View Full Version : Varifocal lens for LF?

11-Sep-2009, 07:56
There only seem to be some circa 1890 lenses of this kind.. any ideas why?

If I really really wanted one, what would be the difficulties in making my own or adapting a video lens to this purpose?

Also, what would an astigmatic lens do to the image -- make it fuzzy (again, there are some old varifocals I'd consider)? I imagine any crisp images would need strong filters on the front.

11-Sep-2009, 08:58
Define Varifocal: zoom, depth of field manipulation, or other?

Ernest Purdum
11-Sep-2009, 11:13
The old variable focal length lenses werre comparatively simple. They actually consisted of a normal lens followed by a negative attachment in most cases, though some were sold with the two portions assembled into one barrel. In either case, there would be a method of varying the spacing thus changed the focal length of the combination.

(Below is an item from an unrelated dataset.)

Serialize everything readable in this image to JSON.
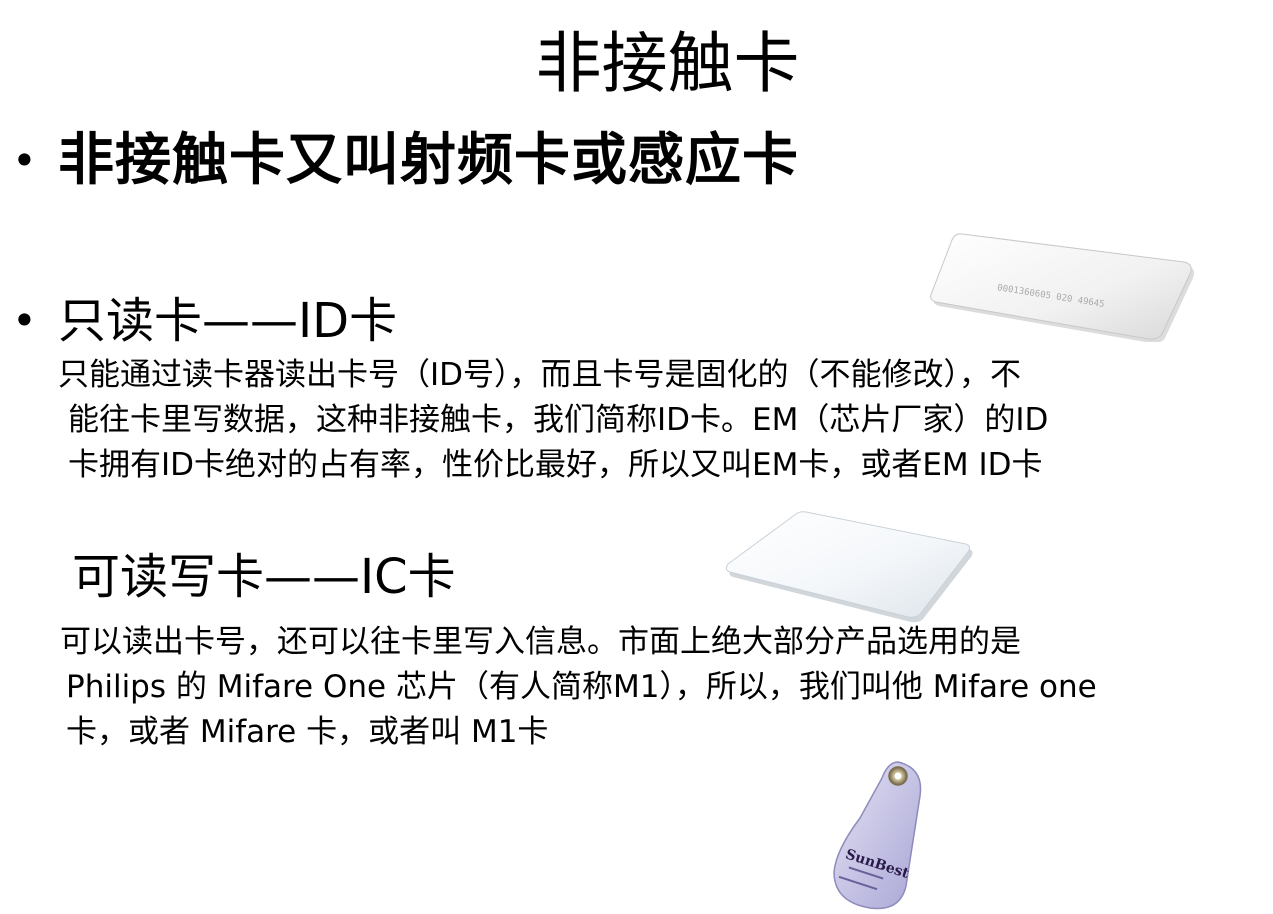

Results varied. Most could be used for very distant pictures, but with the disadvantages of extremely small effective apertures and rigidity problems during the resulting long exposures. Additionallly, though some of these combinations were better than others, image quality was not up to that of the normal lenses then available. When Busch marketed their fixed focal length "Bis-Telar", it was recognized as providing superior photographs, and the variable focus market faded away although some makers kept them available for years.

It wouldn't be too difficult to make one. You could put a negative lens, preferably an achromat, from Surplus Shed or some such source, into an old focusing barrel. (Please don't destroy a good Petzval for the barrel.) Then the hard part would be marrying your attachment to a normal lens. I guess an even easier approach would be buying a variable magnification spotting scope. I think they are basically the same thing.

Besides astigmatism. the negative lens would introduce other nasties into the mix, but the examples of photographs made with the old variable focal length lenses I have seen (not all that many), haven't been all that noticeably fuzzy. This is probably because of restricted angle of view, and black and white film probably less than panchromatic. Filtering might or might not help depending on the mix of aberrations produced by the particular combination. One more important factor, those examples still existing were probably made by highly competent photographers.

You didn't exactly ask, but modern zoom lenses are infeasible for LF use because of weight, bulk, and expense.

11-Sep-2009, 11:15
The Plaubel Tele-Peconar series started before WWI, but the bulk of them were made between the wars. I guess the poor image quality possible back then killed them.

By the time computers, a wider range of glasses and multicoating made good zooms feasible, large format already had become a niche product for ultra high image quality applications, and a loss in IQ would not have been considered a acceptable tradeoff.

15-Sep-2009, 17:14
ah, these all make sense
thank you

given the reasons, I don't think i would consider making one at this point